[Collected data entries]
··········

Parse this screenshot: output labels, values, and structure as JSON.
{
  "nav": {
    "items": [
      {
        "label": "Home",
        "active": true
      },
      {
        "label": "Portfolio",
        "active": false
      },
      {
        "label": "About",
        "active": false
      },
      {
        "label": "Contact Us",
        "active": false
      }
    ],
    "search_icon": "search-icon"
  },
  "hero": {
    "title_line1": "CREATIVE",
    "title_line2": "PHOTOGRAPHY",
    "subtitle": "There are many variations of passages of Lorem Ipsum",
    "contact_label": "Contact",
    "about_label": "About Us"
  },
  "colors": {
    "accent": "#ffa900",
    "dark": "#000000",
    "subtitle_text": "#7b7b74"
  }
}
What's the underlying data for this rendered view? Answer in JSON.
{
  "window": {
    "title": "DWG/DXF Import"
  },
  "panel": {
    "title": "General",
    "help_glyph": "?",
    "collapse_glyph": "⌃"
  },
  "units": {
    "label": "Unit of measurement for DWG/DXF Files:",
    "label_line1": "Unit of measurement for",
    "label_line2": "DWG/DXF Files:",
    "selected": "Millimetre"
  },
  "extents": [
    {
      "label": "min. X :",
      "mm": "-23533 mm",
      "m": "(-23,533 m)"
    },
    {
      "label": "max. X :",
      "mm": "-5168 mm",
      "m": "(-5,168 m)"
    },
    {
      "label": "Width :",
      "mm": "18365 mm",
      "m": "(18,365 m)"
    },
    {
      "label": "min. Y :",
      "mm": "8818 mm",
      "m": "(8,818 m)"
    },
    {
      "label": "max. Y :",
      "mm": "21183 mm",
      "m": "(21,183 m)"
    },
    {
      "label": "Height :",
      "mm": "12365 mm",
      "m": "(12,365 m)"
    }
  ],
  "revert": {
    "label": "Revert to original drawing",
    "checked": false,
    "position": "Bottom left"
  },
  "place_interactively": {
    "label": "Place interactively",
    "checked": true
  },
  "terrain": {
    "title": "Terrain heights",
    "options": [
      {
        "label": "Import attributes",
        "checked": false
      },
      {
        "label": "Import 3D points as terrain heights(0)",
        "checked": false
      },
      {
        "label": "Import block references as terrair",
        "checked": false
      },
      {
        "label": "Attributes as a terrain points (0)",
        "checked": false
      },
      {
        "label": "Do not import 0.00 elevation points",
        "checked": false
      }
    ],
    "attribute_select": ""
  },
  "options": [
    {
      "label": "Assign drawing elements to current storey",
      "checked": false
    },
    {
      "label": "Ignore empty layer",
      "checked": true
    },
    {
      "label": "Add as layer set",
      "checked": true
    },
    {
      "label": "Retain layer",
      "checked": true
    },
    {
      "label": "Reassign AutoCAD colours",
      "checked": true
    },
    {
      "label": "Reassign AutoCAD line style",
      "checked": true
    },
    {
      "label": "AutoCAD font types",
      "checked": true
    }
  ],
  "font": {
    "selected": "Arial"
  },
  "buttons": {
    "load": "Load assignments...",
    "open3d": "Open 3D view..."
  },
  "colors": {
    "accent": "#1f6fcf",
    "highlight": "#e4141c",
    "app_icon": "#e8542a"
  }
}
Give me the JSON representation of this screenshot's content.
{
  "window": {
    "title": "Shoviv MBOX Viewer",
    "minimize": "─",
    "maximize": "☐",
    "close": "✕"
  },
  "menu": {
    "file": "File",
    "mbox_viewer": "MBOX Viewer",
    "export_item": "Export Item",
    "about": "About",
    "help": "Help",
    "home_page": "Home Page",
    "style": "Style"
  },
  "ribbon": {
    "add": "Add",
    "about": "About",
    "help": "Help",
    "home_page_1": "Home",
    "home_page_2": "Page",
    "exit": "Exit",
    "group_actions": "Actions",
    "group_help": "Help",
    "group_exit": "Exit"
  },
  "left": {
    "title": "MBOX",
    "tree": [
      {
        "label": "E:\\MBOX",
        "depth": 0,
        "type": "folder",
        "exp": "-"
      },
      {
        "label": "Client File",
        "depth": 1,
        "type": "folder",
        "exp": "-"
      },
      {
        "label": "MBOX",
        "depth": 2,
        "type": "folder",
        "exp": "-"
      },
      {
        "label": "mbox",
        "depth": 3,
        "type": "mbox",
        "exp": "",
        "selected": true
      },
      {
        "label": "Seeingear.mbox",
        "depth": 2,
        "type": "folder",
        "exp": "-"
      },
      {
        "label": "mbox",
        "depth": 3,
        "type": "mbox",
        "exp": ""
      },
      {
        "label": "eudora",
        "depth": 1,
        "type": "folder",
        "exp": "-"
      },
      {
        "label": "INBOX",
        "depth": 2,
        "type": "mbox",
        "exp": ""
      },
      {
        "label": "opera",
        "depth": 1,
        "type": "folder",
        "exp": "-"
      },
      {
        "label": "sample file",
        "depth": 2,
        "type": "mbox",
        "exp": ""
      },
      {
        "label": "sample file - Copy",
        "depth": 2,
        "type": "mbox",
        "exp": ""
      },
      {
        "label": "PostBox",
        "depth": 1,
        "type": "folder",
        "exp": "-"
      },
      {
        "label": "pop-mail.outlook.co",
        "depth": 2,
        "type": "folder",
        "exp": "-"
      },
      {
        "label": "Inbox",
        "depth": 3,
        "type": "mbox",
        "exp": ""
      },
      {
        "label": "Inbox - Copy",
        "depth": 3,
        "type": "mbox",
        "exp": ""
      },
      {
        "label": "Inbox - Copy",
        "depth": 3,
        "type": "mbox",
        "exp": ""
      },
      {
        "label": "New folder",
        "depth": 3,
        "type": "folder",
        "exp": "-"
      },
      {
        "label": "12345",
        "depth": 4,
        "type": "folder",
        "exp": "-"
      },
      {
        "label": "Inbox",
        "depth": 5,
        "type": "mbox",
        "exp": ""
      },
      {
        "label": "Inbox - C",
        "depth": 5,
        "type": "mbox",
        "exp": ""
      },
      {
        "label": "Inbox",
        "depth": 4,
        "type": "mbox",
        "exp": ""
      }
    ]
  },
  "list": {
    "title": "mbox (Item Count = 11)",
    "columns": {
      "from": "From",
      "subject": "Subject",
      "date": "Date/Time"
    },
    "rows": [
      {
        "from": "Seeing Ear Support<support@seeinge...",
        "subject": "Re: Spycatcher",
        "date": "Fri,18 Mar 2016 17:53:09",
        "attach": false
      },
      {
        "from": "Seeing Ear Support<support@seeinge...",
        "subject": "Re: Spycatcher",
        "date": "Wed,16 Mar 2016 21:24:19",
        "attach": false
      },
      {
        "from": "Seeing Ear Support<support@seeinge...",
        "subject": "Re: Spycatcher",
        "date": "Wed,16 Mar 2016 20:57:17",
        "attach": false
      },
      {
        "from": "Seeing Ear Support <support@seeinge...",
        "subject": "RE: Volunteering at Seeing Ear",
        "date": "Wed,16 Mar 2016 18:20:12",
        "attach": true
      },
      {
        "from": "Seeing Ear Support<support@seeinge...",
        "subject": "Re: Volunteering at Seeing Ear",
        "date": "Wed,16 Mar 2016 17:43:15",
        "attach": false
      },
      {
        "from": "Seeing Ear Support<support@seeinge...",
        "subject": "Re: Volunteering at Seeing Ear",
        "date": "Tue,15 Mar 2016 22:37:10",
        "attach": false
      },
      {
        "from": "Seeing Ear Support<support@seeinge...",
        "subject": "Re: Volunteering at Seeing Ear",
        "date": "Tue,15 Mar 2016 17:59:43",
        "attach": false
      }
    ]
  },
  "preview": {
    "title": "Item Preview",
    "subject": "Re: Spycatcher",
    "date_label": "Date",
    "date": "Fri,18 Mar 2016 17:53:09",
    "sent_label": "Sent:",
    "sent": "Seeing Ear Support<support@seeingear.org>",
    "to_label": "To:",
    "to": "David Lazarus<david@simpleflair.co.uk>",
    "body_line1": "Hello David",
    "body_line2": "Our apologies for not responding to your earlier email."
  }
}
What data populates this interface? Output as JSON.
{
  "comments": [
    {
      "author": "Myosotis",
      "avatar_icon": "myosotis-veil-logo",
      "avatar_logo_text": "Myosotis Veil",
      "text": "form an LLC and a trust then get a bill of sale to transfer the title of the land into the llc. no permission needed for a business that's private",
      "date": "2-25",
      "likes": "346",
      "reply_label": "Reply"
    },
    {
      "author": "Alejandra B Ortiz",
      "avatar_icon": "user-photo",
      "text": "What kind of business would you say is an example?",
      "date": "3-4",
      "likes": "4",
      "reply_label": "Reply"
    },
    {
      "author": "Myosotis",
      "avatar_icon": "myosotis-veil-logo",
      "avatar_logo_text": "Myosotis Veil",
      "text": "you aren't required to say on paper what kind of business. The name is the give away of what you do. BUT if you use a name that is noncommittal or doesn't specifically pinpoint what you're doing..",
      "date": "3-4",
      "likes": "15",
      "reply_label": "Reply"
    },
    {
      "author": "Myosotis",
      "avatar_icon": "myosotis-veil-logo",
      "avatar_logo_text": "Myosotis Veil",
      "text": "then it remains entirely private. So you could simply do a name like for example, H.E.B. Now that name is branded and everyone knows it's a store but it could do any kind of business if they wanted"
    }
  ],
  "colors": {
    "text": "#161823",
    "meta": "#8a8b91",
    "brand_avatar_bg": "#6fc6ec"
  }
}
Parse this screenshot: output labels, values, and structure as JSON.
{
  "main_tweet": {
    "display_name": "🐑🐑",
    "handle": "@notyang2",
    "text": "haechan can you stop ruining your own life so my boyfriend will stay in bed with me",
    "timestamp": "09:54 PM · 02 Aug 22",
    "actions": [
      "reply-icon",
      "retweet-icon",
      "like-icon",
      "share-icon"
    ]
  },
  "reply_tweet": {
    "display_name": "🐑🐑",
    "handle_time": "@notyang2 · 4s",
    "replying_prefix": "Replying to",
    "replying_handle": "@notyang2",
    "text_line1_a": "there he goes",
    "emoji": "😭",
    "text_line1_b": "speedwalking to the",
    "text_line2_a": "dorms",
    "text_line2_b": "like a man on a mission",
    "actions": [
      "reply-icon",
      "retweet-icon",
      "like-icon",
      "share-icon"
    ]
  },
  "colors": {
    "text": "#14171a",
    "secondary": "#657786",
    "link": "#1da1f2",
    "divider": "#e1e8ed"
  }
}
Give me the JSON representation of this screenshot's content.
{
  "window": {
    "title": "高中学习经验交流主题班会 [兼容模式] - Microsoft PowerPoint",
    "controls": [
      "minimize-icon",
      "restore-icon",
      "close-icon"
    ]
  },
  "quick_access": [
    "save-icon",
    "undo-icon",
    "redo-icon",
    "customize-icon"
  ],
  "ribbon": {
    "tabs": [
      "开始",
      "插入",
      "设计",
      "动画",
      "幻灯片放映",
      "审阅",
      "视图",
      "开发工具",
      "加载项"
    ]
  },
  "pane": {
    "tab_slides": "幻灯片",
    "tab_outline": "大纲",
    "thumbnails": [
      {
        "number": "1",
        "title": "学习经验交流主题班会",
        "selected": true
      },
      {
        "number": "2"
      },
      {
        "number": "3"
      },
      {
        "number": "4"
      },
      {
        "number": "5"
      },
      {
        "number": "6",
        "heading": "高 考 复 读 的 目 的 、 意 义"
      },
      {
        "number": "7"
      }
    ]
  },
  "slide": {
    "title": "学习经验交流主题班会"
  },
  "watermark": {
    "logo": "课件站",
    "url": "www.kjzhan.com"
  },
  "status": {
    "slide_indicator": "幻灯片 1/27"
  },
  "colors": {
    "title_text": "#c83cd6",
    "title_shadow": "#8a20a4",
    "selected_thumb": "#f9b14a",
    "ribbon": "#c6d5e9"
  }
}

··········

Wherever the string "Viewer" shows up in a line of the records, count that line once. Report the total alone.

2